--- What is needed ---
In the entries that follow, which lines hold the string "الطالب"? List them.

--- Recorded information ---
Segment Open

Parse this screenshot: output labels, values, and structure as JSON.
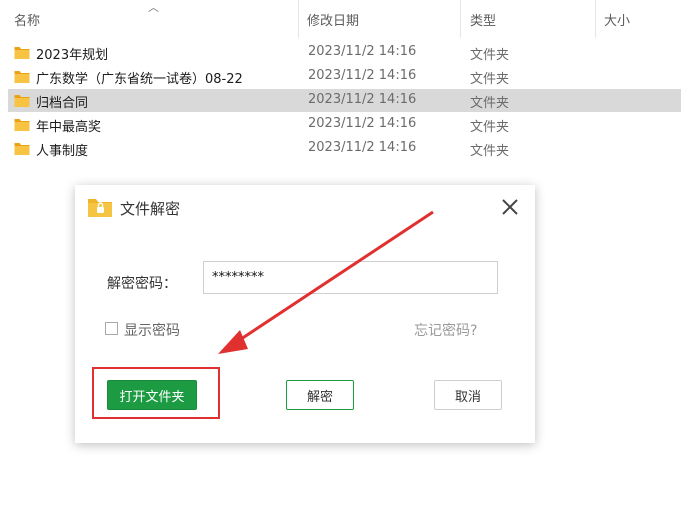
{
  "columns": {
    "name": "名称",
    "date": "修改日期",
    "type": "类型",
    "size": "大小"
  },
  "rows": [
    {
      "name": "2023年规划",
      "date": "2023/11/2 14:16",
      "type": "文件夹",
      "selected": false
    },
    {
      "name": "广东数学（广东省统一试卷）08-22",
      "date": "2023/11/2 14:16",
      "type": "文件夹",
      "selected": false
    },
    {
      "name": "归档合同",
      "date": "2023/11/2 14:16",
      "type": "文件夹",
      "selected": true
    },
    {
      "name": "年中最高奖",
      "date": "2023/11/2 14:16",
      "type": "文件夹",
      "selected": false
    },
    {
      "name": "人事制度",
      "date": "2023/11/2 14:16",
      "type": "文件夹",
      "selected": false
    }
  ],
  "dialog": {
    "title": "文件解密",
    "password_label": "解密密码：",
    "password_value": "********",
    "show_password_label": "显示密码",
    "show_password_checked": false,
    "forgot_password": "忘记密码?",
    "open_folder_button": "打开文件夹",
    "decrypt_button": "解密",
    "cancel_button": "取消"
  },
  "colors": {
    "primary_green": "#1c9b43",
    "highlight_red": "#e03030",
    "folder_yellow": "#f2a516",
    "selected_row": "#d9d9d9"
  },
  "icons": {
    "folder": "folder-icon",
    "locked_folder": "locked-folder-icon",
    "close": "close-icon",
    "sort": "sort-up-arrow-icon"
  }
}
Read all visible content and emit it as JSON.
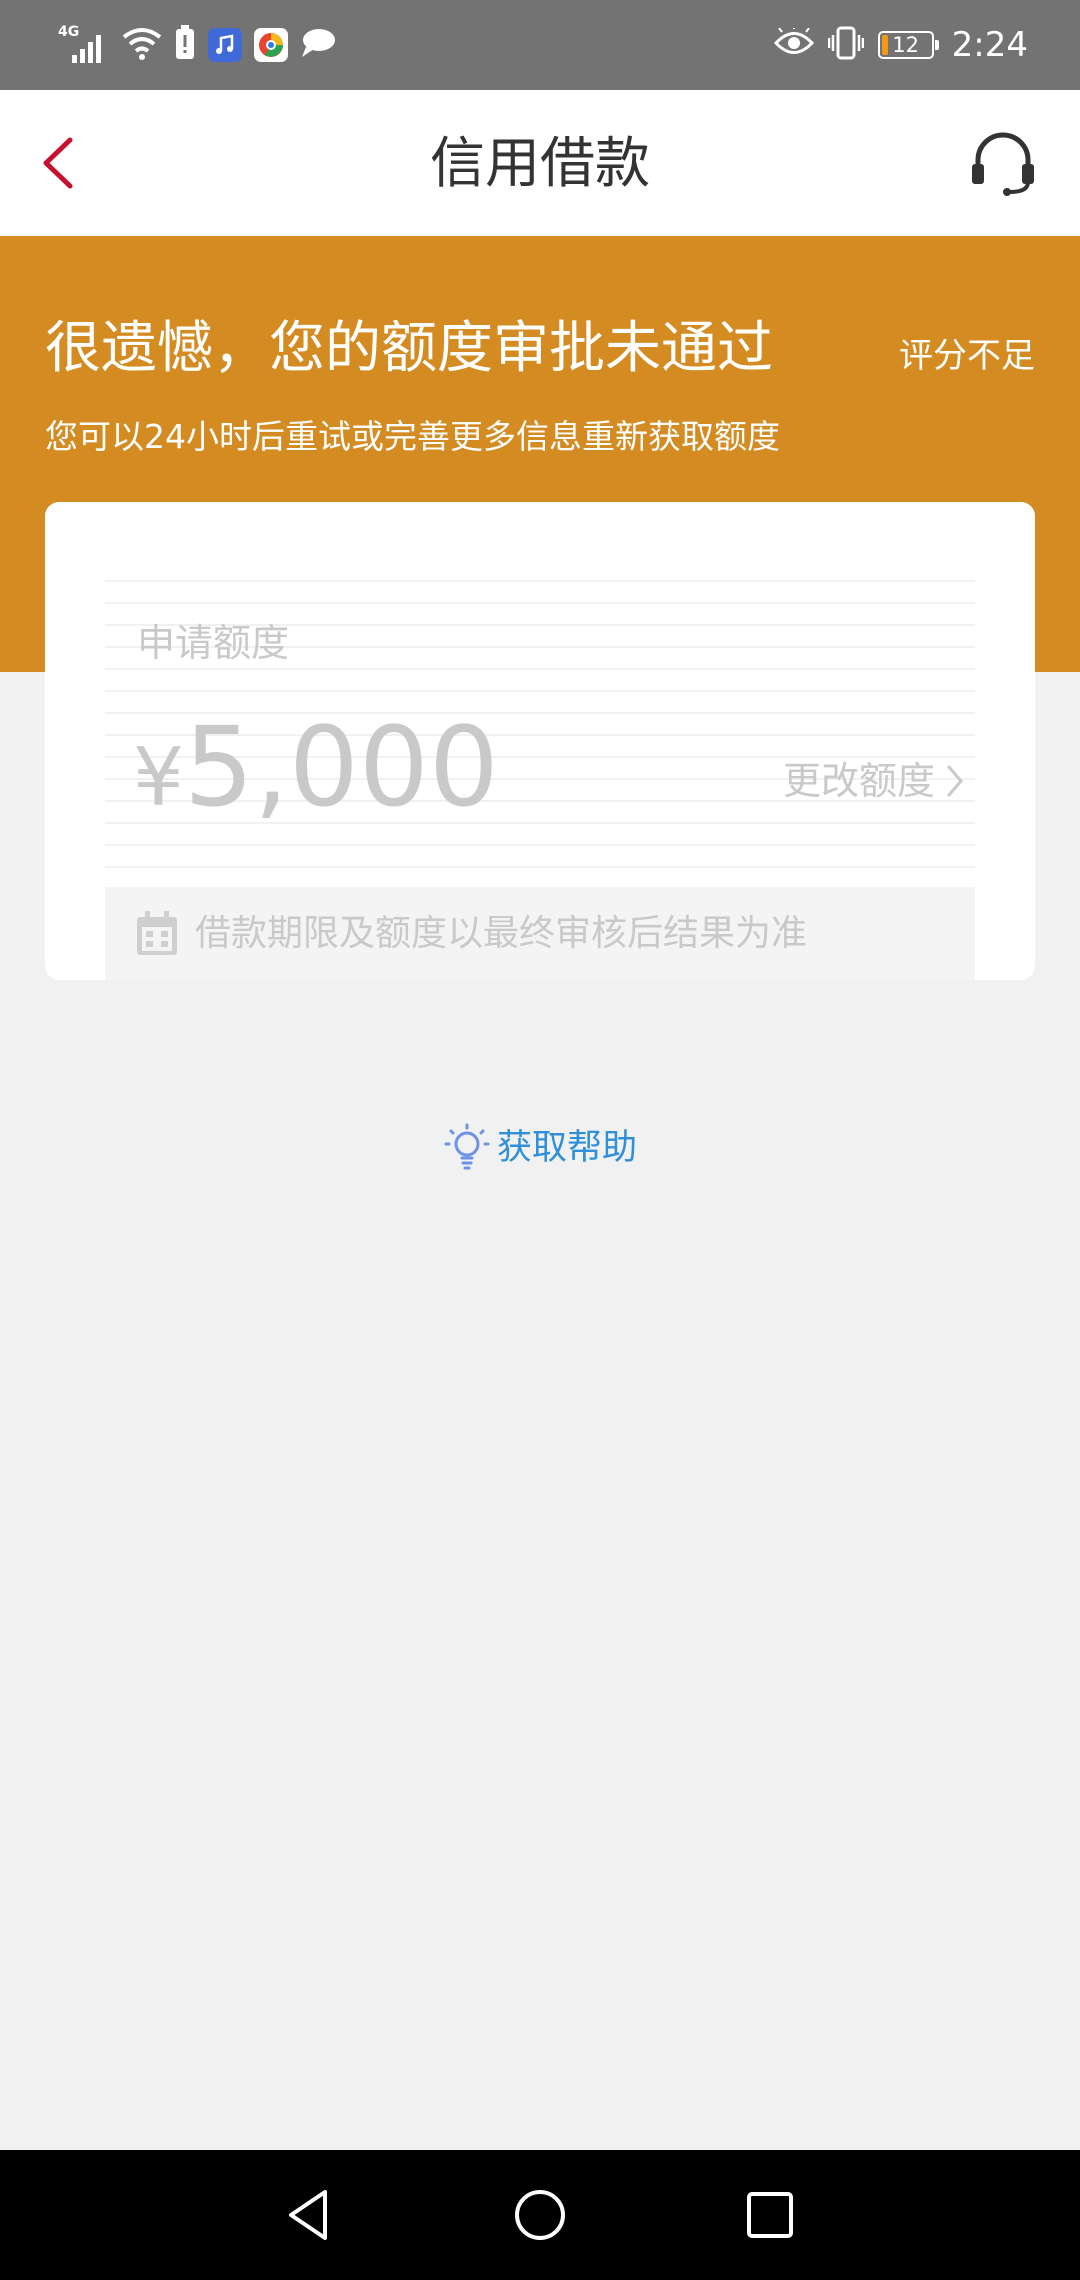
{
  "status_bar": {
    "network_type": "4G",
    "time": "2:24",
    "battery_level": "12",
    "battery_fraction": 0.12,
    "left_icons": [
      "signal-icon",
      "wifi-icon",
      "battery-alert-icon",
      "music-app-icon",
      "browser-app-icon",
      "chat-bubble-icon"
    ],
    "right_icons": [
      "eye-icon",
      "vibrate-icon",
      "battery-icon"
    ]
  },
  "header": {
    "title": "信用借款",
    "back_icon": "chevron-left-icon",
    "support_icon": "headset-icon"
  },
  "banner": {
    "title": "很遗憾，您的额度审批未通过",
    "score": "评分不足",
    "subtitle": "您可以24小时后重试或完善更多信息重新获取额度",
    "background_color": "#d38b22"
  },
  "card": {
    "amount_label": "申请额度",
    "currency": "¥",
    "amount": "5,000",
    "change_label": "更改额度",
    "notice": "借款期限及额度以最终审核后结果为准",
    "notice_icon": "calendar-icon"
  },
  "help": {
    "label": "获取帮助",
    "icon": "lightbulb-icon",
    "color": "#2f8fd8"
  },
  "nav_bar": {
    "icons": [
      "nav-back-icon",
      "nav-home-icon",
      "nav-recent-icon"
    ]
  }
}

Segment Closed
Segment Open

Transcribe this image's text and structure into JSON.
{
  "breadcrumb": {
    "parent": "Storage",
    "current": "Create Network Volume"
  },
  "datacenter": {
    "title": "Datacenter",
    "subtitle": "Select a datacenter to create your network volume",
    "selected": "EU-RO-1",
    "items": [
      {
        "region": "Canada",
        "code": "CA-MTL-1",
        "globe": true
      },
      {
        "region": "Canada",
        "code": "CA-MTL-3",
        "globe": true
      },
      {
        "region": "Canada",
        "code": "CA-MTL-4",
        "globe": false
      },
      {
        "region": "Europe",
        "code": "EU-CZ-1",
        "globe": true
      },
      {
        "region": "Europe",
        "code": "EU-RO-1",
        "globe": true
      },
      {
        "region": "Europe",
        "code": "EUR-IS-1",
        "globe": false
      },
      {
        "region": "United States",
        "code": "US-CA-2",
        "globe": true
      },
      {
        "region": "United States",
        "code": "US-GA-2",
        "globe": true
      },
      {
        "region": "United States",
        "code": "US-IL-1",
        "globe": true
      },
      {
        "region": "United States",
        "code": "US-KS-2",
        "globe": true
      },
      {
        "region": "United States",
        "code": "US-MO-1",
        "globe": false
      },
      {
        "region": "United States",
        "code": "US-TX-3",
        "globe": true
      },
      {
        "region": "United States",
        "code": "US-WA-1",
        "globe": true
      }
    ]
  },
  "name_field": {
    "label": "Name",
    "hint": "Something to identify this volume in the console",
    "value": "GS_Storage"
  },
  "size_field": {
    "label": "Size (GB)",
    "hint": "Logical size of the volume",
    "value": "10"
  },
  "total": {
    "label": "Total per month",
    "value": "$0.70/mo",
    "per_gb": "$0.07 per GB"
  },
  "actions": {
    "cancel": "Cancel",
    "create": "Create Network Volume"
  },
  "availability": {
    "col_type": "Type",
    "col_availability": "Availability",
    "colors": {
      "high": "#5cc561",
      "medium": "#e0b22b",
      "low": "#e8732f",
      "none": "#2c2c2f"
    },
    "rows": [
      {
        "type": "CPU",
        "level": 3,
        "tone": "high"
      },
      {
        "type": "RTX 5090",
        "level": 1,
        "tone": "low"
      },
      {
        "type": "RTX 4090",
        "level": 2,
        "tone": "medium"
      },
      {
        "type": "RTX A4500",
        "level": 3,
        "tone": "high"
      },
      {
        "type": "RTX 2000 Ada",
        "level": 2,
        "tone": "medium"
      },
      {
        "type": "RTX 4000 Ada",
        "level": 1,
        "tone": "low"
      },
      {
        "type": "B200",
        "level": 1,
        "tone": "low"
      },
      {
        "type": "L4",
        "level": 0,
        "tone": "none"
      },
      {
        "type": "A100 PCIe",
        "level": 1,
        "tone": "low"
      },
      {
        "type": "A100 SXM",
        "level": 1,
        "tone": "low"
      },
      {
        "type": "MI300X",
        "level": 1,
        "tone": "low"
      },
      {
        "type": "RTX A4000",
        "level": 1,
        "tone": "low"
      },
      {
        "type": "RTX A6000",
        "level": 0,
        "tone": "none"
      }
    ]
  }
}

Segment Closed
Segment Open

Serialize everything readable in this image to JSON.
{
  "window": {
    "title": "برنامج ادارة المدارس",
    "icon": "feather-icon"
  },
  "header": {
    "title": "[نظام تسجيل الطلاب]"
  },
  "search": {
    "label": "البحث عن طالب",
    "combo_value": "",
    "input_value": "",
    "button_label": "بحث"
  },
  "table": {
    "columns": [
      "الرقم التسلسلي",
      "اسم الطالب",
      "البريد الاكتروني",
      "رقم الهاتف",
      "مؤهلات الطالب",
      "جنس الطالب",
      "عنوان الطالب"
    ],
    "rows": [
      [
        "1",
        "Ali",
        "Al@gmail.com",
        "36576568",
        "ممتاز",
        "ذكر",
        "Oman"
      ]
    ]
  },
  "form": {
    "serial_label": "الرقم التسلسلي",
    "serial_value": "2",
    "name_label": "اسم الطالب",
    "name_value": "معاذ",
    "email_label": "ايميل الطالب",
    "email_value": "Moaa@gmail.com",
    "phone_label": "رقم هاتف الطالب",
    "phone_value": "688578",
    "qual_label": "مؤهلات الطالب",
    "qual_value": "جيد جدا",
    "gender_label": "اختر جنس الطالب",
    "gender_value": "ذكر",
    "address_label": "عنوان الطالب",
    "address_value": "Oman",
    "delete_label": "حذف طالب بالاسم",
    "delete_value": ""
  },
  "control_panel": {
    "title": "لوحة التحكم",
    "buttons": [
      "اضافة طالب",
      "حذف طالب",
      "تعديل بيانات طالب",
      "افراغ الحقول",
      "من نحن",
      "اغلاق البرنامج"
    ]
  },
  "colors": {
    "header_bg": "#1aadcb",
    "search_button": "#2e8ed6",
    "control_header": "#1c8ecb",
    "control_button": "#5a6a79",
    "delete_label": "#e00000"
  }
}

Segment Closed

--- Result of the task ---
      "اسم الطالب",
      "مؤهلات الطالب",
      "جنس الطالب",
      "عنوان الطالب"
    "name_label": "اسم الطالب",
    "email_label": "ايميل الطالب",
    "phone_label": "رقم هاتف الطالب",
    "qual_label": "مؤهلات الطالب",
    "gender_label": "اختر جنس الطالب",
    "address_label": "عنوان الطالب",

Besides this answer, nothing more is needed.